### What to do
Gather each line in the entries that includes the string "Schedule".

····················

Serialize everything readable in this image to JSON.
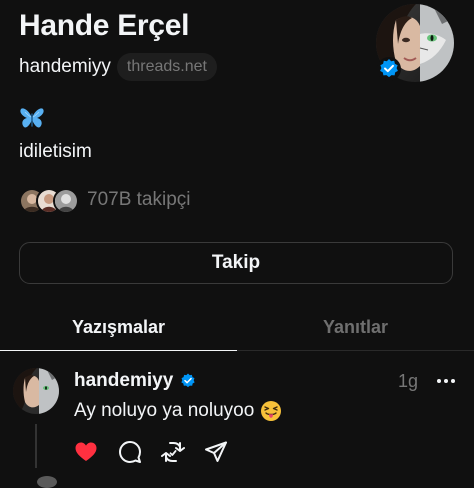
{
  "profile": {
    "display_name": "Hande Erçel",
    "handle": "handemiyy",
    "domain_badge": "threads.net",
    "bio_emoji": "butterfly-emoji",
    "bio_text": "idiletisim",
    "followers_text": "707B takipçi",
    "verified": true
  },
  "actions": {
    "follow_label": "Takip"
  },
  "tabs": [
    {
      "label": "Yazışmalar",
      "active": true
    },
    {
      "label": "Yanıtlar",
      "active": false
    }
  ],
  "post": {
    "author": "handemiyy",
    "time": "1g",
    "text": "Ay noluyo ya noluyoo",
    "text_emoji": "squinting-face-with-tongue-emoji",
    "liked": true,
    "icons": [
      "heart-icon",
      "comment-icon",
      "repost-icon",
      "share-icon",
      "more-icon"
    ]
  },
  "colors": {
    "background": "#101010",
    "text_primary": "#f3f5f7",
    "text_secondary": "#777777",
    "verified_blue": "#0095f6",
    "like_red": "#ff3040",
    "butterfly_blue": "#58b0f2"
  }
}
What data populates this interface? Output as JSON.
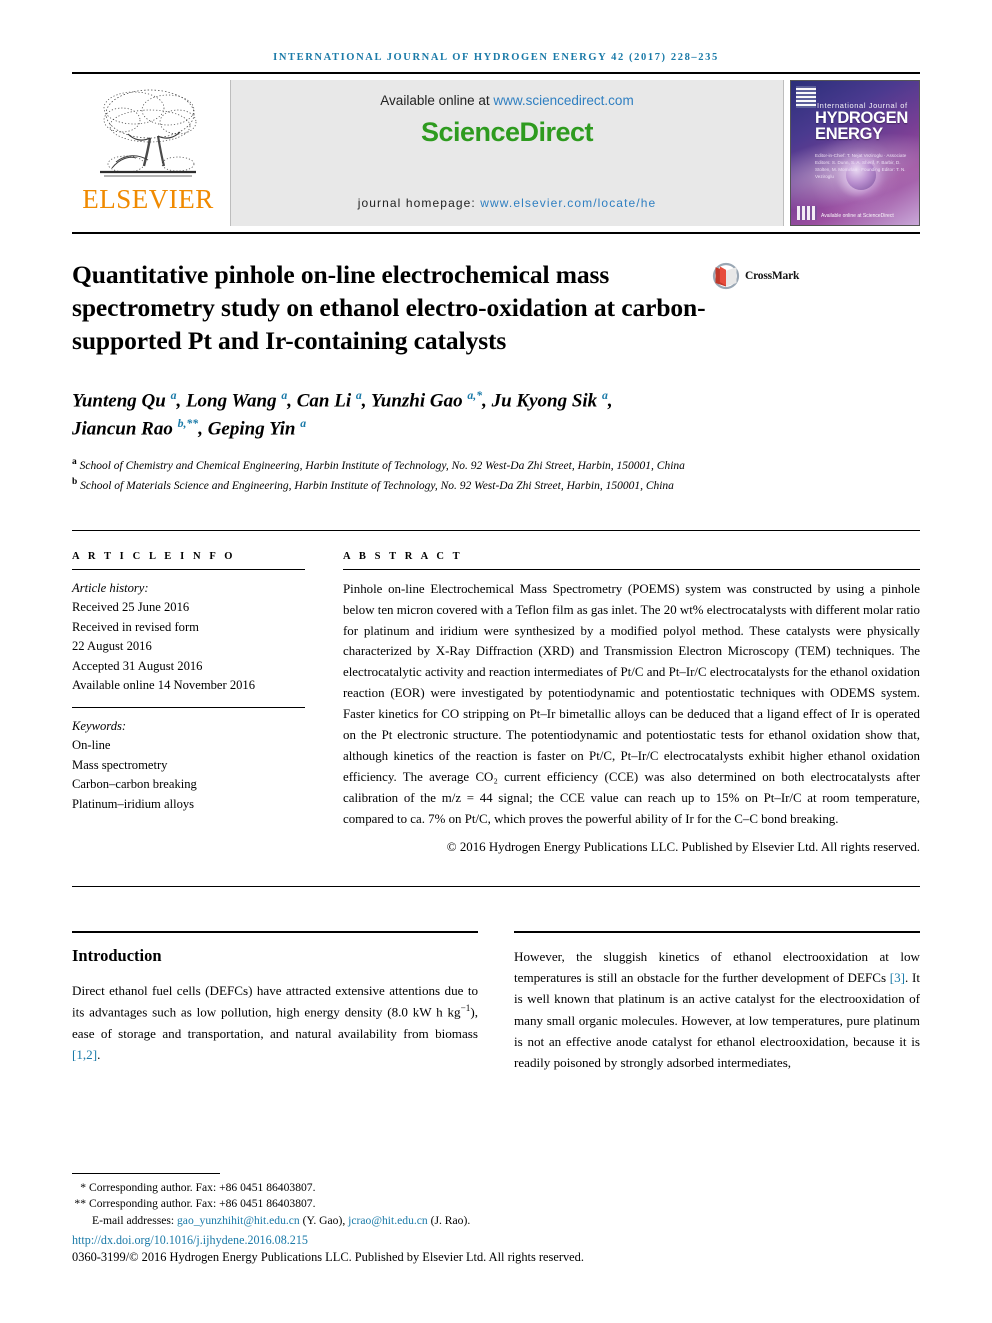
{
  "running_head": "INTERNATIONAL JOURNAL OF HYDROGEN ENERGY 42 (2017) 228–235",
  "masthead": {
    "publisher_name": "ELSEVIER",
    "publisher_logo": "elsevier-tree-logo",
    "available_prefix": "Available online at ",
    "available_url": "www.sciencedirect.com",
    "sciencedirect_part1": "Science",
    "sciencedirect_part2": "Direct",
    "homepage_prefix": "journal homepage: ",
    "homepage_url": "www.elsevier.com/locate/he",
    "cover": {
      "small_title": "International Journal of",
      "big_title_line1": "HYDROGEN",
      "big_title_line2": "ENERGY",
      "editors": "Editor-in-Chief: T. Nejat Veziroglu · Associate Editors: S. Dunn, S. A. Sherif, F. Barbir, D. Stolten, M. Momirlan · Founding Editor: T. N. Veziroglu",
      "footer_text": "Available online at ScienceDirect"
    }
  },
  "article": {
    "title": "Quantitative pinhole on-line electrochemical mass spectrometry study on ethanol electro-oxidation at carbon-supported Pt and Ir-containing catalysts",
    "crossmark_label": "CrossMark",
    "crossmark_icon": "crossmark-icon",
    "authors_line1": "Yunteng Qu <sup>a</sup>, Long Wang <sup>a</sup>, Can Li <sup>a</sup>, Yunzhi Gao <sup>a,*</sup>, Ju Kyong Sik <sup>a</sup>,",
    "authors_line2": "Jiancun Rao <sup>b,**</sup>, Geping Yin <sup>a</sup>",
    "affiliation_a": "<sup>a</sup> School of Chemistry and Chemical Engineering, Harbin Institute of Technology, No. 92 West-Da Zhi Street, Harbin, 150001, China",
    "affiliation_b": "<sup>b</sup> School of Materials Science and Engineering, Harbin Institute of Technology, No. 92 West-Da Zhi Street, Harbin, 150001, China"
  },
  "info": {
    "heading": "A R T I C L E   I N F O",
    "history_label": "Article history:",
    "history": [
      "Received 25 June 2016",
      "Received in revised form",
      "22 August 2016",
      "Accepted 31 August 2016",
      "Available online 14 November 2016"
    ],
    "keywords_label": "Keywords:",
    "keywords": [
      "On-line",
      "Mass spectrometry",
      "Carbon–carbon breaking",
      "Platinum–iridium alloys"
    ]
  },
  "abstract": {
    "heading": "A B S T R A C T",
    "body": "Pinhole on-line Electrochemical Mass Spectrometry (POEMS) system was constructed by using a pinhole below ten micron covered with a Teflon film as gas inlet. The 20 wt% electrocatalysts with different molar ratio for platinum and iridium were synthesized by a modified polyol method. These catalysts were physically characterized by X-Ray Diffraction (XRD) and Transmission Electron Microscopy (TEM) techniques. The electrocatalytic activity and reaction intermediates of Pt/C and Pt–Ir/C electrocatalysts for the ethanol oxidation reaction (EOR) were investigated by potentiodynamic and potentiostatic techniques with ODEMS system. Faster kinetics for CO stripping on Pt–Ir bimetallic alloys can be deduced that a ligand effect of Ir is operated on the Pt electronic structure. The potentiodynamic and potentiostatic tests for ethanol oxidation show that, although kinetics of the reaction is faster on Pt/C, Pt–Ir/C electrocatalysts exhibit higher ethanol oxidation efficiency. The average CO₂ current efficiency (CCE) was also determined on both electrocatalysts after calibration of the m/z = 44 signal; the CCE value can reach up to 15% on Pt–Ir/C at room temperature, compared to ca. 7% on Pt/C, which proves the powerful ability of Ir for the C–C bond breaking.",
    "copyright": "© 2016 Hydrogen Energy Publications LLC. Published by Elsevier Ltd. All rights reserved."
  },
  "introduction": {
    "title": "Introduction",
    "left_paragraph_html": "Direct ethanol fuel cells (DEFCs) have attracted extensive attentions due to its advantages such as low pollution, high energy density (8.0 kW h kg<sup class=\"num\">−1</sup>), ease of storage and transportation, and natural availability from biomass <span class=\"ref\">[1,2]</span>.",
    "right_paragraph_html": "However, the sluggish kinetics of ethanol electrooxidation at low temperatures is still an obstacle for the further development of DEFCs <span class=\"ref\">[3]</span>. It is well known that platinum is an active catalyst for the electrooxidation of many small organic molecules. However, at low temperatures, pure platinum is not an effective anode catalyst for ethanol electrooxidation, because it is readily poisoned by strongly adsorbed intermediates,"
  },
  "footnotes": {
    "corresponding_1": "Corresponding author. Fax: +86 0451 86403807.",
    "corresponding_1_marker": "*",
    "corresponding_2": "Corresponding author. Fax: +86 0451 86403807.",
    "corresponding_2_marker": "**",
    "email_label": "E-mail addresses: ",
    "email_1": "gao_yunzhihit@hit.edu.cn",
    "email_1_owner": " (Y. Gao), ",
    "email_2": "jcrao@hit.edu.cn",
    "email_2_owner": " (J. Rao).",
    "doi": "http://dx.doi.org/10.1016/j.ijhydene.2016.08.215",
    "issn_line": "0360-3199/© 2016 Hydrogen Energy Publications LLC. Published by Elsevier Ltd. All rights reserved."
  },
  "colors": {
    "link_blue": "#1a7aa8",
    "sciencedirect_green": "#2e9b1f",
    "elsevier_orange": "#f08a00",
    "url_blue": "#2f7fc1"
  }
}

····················

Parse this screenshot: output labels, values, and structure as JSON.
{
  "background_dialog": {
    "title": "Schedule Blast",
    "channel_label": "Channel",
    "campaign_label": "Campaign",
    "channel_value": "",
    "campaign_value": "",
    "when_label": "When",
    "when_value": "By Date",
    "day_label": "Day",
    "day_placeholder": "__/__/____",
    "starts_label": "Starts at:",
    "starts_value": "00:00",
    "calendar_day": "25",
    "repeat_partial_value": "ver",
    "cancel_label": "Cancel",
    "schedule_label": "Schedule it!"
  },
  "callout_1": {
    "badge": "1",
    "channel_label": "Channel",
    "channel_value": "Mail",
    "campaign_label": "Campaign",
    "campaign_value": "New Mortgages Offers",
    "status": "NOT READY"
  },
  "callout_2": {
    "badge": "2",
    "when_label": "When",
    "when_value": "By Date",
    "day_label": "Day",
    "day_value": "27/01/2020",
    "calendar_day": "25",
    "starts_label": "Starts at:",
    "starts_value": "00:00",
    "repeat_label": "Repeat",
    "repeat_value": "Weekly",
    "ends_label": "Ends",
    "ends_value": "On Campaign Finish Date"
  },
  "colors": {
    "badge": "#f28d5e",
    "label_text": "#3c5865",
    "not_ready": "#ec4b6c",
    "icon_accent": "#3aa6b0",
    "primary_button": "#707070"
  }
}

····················

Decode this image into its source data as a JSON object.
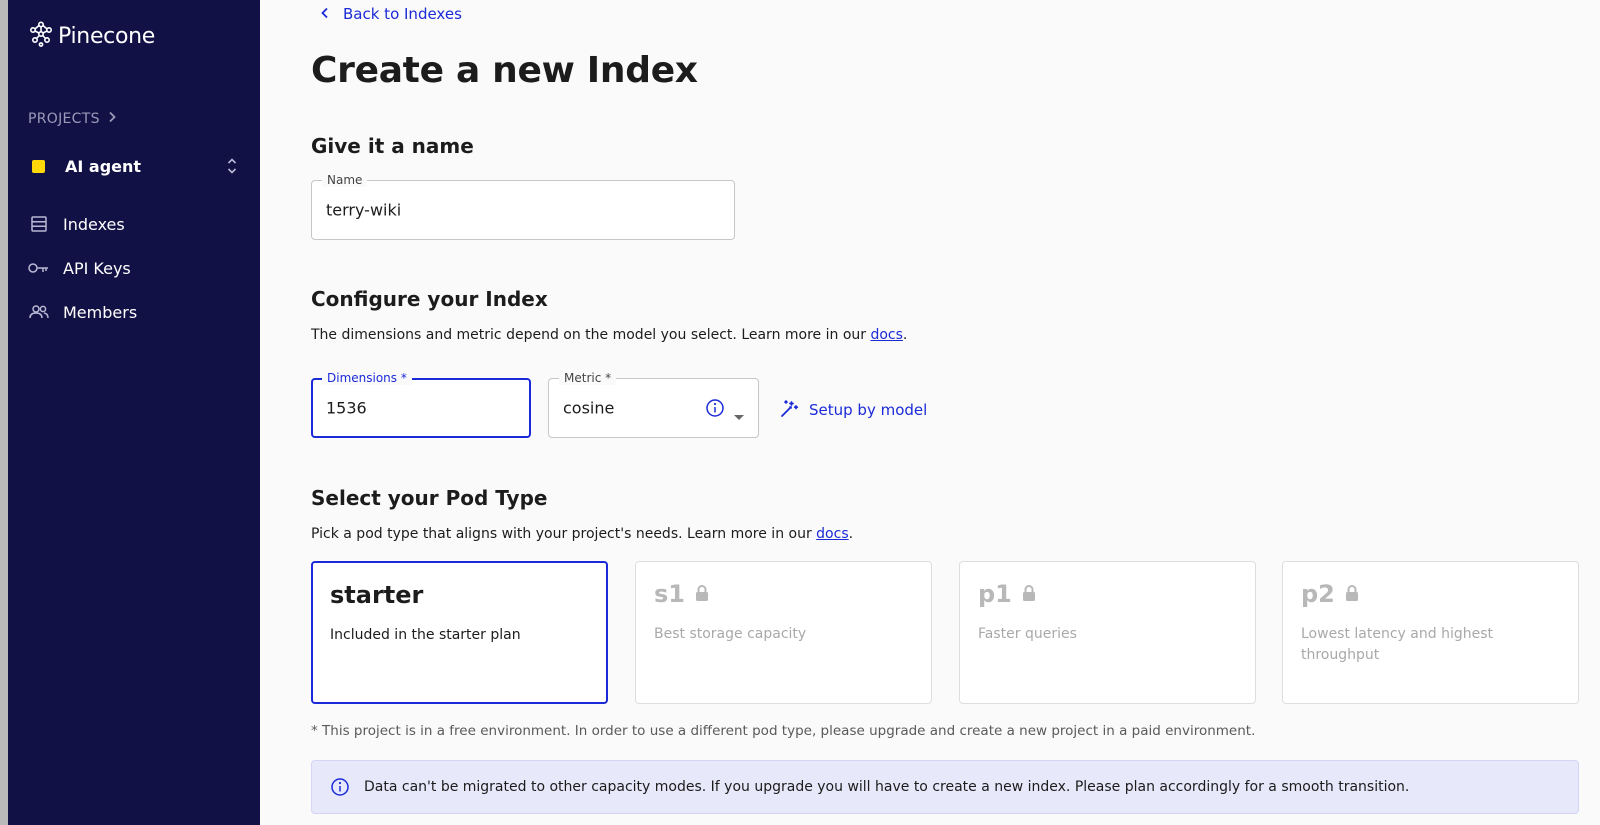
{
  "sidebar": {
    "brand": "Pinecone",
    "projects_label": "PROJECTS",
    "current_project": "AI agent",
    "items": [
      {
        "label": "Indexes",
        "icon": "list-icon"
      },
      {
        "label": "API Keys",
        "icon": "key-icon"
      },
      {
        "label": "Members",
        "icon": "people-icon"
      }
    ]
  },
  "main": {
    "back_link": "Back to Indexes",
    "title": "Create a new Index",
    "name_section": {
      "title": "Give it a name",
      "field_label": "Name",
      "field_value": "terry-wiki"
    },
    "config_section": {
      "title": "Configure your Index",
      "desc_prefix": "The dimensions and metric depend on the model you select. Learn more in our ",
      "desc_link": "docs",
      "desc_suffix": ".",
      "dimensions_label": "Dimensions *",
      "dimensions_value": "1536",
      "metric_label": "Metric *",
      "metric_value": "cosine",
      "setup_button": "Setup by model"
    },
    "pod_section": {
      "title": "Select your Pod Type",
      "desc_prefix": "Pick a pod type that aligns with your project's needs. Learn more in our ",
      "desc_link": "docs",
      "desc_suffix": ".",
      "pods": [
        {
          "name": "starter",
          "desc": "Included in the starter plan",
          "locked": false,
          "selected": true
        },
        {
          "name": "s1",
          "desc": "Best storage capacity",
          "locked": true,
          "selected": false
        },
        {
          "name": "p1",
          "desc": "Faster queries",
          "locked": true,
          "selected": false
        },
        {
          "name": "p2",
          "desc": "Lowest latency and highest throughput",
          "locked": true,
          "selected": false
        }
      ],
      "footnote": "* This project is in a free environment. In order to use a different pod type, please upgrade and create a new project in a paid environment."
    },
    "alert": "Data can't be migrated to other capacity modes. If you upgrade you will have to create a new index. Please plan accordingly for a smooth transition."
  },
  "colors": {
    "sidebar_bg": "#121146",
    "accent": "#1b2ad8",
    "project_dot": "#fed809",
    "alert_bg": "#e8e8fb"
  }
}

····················

### Solved problem
    "title": "Schedule Blast",
    "schedule_label": "Schedule it!"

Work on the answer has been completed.